(Task description) Check each line of the material below for "more", then copy the ones that contain it.

(Information)
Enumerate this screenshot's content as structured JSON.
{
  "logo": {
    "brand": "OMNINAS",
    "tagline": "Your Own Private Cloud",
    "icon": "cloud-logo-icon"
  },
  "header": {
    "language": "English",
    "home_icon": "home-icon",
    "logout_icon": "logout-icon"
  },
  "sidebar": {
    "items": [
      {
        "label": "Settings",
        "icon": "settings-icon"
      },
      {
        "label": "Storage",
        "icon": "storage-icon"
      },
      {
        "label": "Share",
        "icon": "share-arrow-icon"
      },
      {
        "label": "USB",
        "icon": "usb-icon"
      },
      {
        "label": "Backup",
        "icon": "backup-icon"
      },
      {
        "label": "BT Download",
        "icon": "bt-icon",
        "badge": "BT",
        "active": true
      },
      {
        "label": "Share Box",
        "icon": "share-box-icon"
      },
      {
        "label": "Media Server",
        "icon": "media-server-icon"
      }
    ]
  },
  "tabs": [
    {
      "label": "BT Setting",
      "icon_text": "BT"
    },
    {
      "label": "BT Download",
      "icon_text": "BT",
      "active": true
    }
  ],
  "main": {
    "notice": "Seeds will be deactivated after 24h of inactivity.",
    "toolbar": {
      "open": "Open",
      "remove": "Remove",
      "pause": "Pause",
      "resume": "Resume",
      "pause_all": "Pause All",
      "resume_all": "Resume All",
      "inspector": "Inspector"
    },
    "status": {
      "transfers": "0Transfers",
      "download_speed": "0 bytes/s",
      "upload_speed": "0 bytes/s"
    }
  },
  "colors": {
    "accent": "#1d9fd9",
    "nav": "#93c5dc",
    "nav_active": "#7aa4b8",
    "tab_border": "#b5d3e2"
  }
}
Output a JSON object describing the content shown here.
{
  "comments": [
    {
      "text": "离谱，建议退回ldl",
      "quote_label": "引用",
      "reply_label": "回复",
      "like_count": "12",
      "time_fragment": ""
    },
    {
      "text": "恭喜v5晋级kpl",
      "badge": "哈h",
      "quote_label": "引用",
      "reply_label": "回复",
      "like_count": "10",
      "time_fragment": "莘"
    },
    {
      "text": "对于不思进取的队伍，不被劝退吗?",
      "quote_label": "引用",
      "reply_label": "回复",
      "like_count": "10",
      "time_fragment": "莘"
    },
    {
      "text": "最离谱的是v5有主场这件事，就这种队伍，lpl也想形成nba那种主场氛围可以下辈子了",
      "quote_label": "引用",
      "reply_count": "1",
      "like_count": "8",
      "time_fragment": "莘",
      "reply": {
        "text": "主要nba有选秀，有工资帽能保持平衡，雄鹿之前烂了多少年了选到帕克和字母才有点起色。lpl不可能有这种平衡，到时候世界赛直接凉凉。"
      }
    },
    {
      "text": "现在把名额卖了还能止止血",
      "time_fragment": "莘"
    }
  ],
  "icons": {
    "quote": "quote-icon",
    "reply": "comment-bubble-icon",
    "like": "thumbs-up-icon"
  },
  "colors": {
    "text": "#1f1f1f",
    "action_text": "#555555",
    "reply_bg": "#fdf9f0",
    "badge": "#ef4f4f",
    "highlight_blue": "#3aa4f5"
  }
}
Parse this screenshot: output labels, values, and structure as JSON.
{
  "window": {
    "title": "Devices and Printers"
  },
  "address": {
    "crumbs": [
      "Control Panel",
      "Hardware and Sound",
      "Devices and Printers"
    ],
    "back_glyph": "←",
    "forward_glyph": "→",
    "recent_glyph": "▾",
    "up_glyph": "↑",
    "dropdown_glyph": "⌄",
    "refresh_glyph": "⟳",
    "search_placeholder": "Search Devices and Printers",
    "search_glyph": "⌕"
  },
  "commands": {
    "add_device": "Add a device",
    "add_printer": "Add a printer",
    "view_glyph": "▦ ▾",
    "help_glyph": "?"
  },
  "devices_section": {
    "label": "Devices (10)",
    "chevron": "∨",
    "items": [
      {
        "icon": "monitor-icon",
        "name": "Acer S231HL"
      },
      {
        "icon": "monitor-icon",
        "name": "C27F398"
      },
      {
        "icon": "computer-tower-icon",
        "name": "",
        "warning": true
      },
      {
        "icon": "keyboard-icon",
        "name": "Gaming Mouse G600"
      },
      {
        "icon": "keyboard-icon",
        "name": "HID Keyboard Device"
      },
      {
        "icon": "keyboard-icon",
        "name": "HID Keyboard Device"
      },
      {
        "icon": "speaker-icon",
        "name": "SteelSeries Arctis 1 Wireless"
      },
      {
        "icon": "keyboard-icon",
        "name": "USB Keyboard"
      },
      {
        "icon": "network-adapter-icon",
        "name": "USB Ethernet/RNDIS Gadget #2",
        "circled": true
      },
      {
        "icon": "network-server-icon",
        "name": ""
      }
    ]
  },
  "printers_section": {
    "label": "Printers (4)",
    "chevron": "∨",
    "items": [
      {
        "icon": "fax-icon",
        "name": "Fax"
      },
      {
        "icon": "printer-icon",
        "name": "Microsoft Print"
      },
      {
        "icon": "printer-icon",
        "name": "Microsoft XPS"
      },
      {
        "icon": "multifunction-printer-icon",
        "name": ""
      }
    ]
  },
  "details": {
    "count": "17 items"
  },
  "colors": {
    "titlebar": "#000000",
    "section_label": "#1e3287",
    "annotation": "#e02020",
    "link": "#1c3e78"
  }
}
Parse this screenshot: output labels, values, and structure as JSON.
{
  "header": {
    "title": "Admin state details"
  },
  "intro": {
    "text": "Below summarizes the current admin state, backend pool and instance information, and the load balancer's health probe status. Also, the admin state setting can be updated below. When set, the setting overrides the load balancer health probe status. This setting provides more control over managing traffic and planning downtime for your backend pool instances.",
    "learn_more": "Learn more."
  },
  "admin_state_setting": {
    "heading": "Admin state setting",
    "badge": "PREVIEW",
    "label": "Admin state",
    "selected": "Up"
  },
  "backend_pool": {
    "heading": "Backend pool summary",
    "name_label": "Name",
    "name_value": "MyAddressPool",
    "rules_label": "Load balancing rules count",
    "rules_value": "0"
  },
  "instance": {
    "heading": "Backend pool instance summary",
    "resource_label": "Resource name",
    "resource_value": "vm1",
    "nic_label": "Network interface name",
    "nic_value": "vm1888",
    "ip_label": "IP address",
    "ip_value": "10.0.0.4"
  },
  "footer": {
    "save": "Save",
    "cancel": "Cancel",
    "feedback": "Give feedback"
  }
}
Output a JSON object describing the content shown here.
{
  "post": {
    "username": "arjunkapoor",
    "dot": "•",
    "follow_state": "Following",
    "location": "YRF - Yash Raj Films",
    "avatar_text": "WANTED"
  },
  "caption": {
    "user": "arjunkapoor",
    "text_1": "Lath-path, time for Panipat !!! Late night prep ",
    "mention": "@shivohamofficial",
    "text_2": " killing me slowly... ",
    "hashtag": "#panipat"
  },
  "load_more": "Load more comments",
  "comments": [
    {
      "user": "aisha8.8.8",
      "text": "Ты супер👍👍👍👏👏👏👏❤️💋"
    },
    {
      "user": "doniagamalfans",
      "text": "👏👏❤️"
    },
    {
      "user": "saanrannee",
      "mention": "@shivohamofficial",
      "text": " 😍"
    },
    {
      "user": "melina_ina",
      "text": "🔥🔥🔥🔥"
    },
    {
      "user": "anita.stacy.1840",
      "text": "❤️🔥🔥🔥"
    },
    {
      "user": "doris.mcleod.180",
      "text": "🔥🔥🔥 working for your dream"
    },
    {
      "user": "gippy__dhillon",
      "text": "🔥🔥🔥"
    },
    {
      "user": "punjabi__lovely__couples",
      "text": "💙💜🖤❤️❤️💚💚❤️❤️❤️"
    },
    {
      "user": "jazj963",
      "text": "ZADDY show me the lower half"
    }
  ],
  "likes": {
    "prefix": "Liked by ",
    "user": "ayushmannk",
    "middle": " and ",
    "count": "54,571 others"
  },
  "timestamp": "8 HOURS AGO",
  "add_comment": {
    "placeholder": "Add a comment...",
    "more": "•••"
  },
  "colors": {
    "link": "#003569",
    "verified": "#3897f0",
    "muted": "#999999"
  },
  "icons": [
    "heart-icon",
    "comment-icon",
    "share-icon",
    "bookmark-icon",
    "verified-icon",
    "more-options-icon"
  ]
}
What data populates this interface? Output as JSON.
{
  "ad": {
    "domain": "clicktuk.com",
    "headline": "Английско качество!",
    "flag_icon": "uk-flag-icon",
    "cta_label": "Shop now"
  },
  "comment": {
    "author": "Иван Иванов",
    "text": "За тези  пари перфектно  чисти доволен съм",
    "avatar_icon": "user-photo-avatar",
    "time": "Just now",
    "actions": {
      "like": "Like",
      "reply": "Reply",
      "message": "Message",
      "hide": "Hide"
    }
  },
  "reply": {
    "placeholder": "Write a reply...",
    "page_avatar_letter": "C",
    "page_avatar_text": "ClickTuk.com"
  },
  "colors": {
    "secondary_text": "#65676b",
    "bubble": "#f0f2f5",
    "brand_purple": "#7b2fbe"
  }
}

(Finished task)
    "text": "Below summarizes the current admin state, backend pool and instance information, and the load balancer's health probe status. Also, the admin state setting can be updated below. When set, the setting overrides the load balancer health probe status. This setting provides more control over managing traffic and planning downtime for your backend pool instances.",
    "learn_more": "Learn more."
  "load_more": "Load more comments",
    "more": "•••"
    "more-options-icon"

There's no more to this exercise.